Good nutrition is a key element of preventing numerous age-related issues, including the health of our eyes. As we age our eyes become more susceptible to a host of challenges that can lead to irritation, discomfort and changes to vision. Colors may be dulled or distorted, and there may be an annoying halo of light around bright objects, causing a glare effect.
Applying lubricating eye drops several times a day can help to alleviate discomfort. Additionally, a number of nutrients have been shown to benefit eye health and good vision. One of these, carnosine, is a dipeptide consisting of two amino acids (alanine and histidine) connected by a chemical bond. Based on research performed mainly by Russian scientists, it is believed that carnosine’s antioxidant properties support healthy vision by inhibiting a chemical process called glycation.
Glycation leads to deleterious chemical complexes called AGEs (advanced glycation end products) that result from common but undesirable reactions between blood sugars, such as glucose, and proteins in many parts of our bodies, including the lenses of our eyes. The sugar-protein complexes become chemically cross-linked and degrade cellular functions. The aptly named AGEs are thought to be an important factor in the aging process.
Carnosine eye drops have been shown to aid in delaying vision senescence in humans by restoring the natural structure of proteins in the lens.
N-acetylcarnosine (NAC), like its parent compound, carnosine, occurs naturally throughout the human body. Both compounds are found primarily in the heart and skeletal muscles (the word carnosine is derived from the Latin word for flesh) and in the brain. Carnosine was discovered in 1900 in Russia, and it is in Russia that most of the recent research on the N-acetylcarnosine derivative has been carried out. Research with N-acetylcarnosine, as with carnosine, demonstrates that it is effective for improving transmissivity of light through the lens.
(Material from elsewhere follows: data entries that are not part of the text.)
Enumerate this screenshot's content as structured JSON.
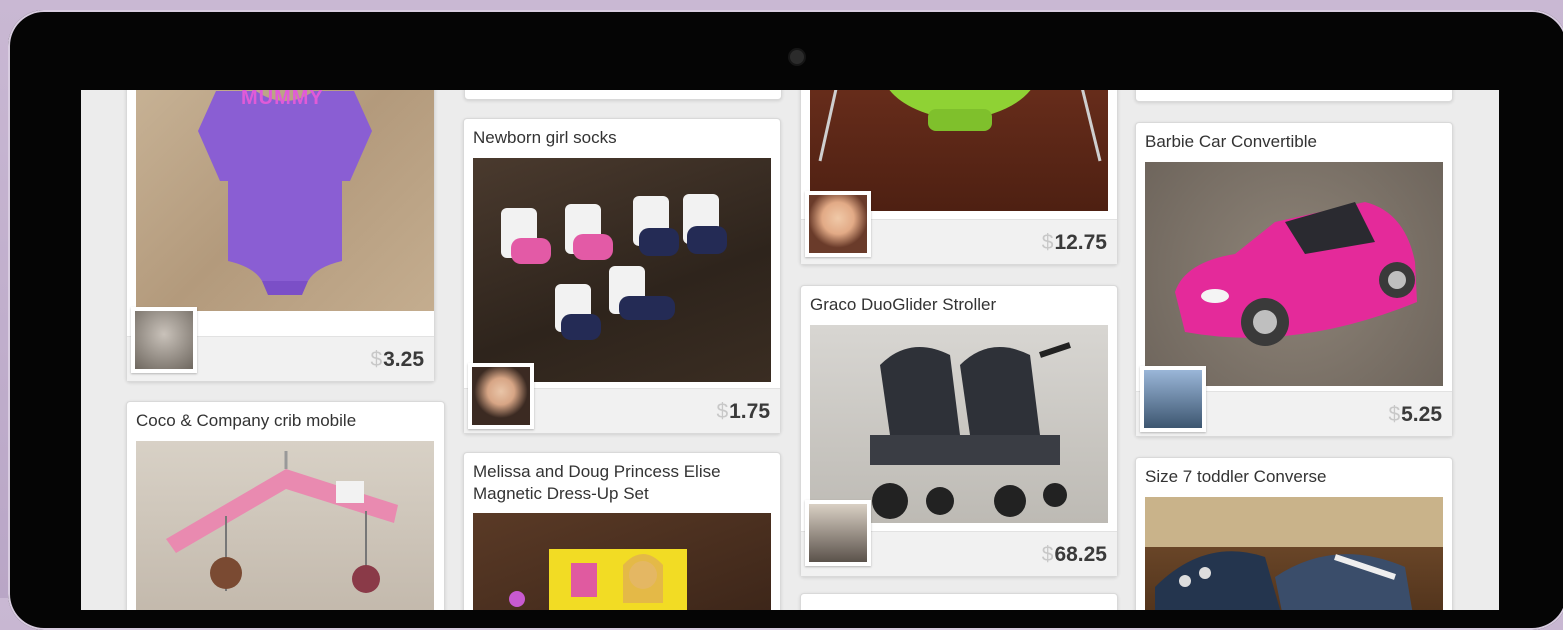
{
  "device": {
    "frame_color": "#050505",
    "background": "#c4b3d0"
  },
  "listings": [
    {
      "id": "onesie",
      "title": "",
      "price": "3.25",
      "currency": "$",
      "shirt_text": "MUMMY",
      "photo_icon": "purple-onesie-photo"
    },
    {
      "id": "socks",
      "title": "Newborn girl socks",
      "price": "1.75",
      "currency": "$",
      "photo_icon": "baby-socks-photo"
    },
    {
      "id": "bouncer",
      "title": "",
      "price": "12.75",
      "currency": "$",
      "photo_icon": "baby-bouncer-photo"
    },
    {
      "id": "barbie-car",
      "title": "Barbie Car Convertible",
      "price": "5.25",
      "currency": "$",
      "photo_icon": "pink-car-photo"
    },
    {
      "id": "crib-mobile",
      "title": "Coco & Company crib mobile",
      "photo_icon": "crib-mobile-photo"
    },
    {
      "id": "dress-up",
      "title": "Melissa and Doug Princess Elise Magnetic Dress-Up Set",
      "photo_icon": "dress-up-set-photo"
    },
    {
      "id": "stroller",
      "title": "Graco DuoGlider Stroller",
      "price": "68.25",
      "currency": "$",
      "photo_icon": "double-stroller-photo"
    },
    {
      "id": "converse",
      "title": "Size 7 toddler Converse",
      "photo_icon": "toddler-shoes-photo"
    }
  ]
}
The structural difference between NAC and carnosine is that one hydrogen atom in carnosine replaces an acetyl group (CH3CO-), and this substitution occurs at a nitrogen atom. An important chemical difference between carnosine and N-acetylcarnosine is that carnosine is relatively insoluble in lipids (fats and fatty compounds), whereas N-acetylcarnosine is relatively soluble in lipids (as well as in water).
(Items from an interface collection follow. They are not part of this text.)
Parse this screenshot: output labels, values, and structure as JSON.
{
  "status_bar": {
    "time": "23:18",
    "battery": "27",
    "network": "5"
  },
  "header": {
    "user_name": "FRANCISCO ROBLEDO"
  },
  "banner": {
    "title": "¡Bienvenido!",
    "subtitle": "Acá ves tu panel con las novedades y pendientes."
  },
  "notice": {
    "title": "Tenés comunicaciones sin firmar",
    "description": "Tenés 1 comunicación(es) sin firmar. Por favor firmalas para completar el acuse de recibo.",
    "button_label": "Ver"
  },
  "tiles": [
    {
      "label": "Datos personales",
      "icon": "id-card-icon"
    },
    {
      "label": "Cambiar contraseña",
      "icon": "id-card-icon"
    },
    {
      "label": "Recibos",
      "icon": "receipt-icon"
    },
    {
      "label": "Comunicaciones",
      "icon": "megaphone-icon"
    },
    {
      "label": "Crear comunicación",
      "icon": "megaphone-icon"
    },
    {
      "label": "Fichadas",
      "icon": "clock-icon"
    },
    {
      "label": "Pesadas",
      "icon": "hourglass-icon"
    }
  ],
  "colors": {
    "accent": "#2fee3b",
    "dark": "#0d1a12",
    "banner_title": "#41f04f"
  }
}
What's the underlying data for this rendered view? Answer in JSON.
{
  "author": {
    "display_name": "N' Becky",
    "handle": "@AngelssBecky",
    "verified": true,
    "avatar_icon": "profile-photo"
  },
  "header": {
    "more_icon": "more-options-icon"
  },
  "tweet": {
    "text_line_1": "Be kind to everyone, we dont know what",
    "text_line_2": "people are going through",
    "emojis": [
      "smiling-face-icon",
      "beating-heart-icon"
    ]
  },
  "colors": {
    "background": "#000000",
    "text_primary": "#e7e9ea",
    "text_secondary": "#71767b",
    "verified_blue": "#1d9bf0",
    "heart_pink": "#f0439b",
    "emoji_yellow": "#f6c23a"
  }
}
This means that N-acetylcarnosine may pass through the lipid membranes of the corneal and lens cells more easily than carnosine, and may thereby gain access more readily to the cells interior, which is primarily aqueous. There, the N-acetylcarnosine is gradually broken down to carnosine (and, perhaps, to histidine), which then exerts its beneficial effects.
Carnosine and N-acetylcarnosine eye drops appear to be a safe, effective means for supporting eye health, comfort and quality of vision in aging humans.
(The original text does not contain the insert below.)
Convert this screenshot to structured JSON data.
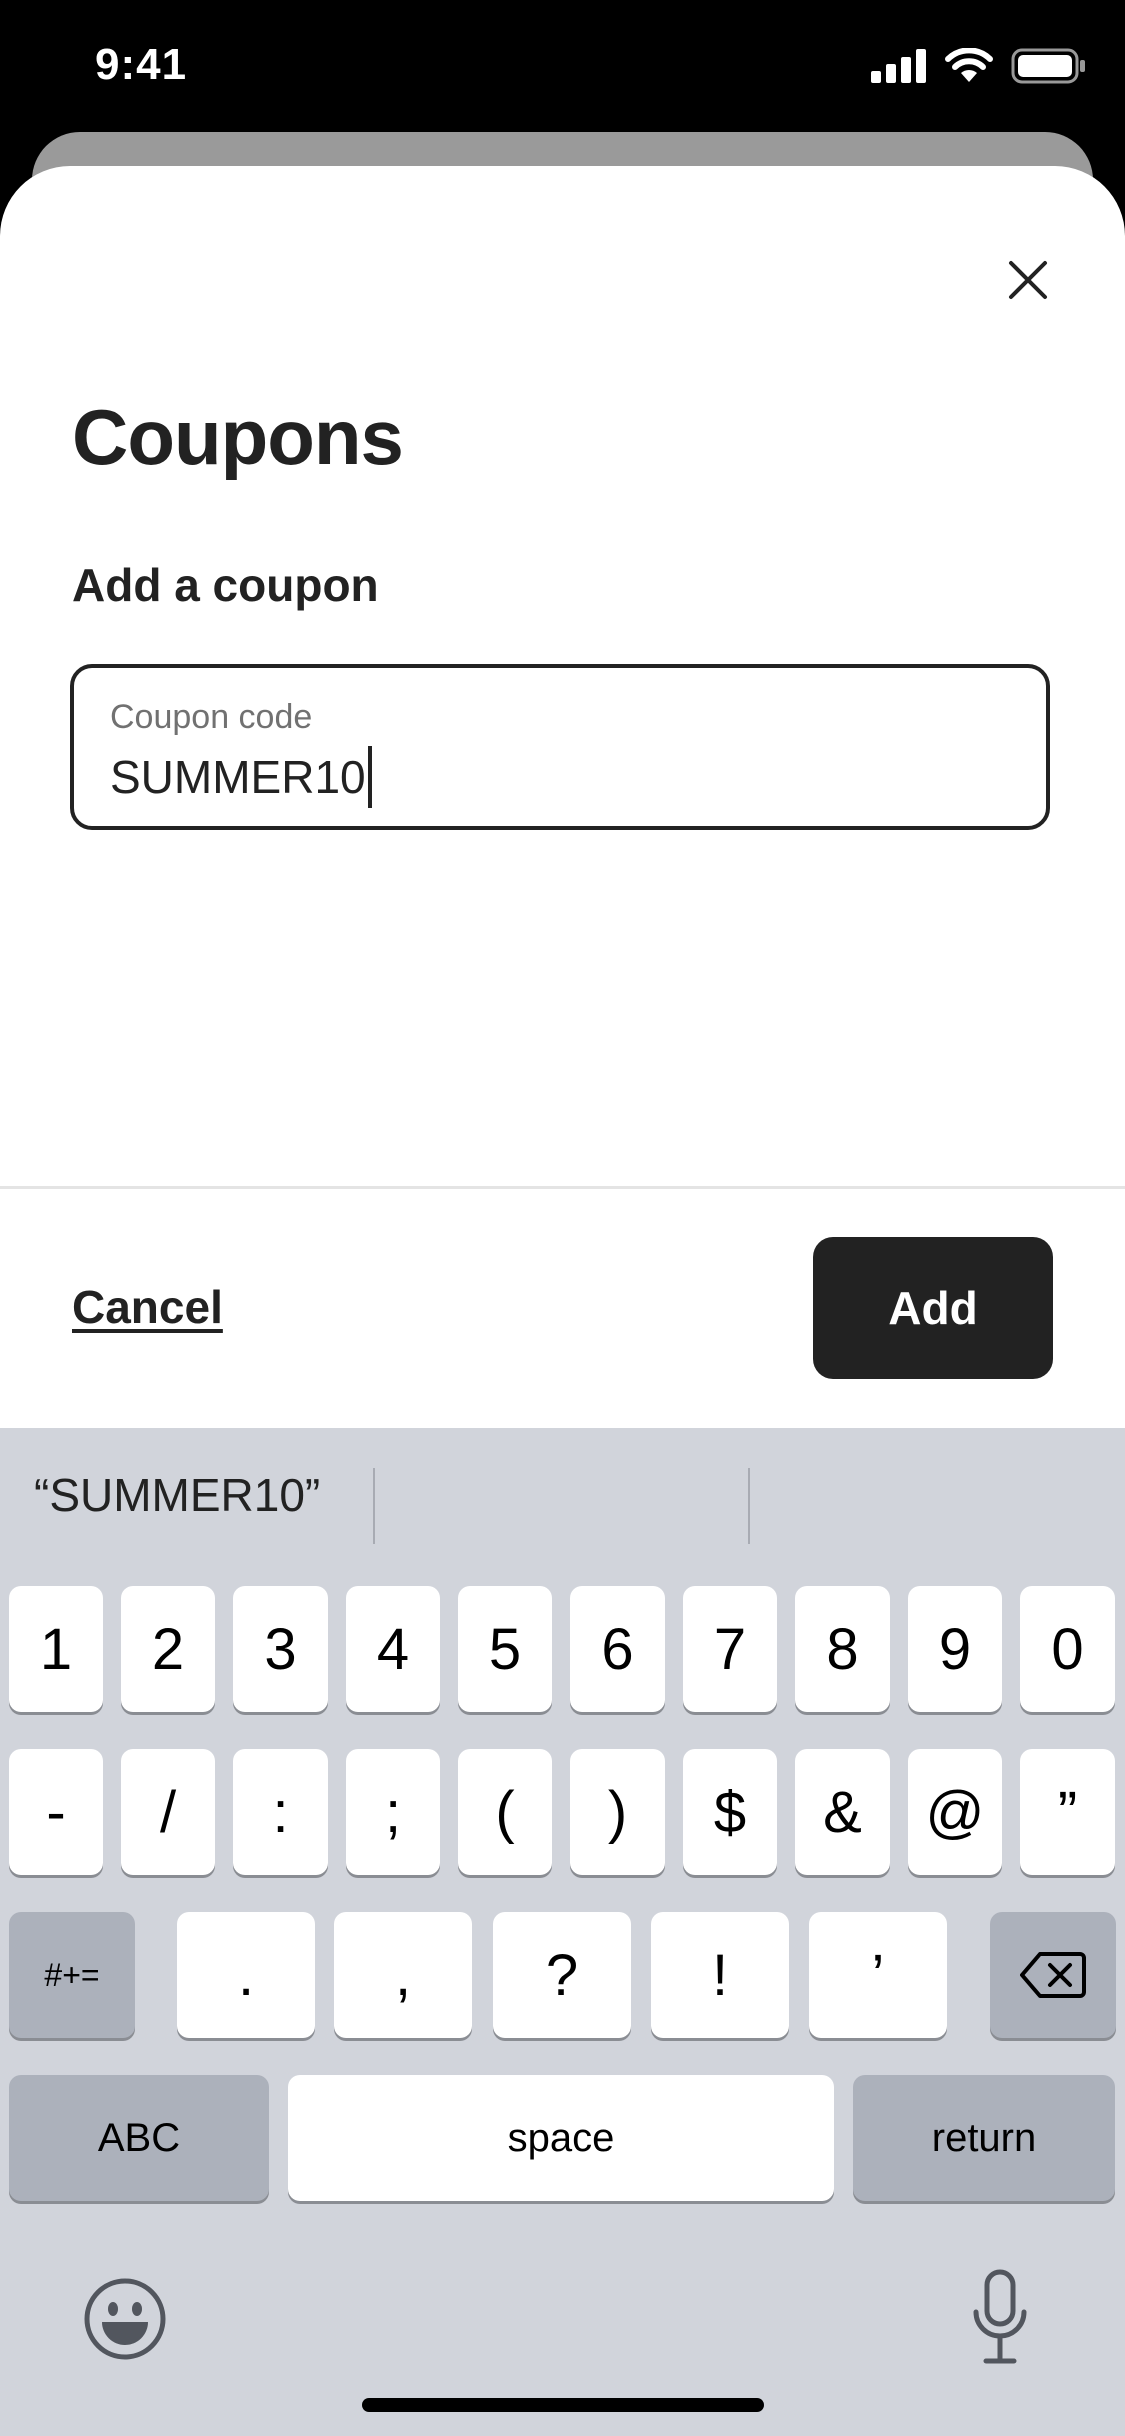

* These statements have not been evaluated by the Food and Drug Administration. This product is not intended to diagnose, treat, cure, or prevent any disease.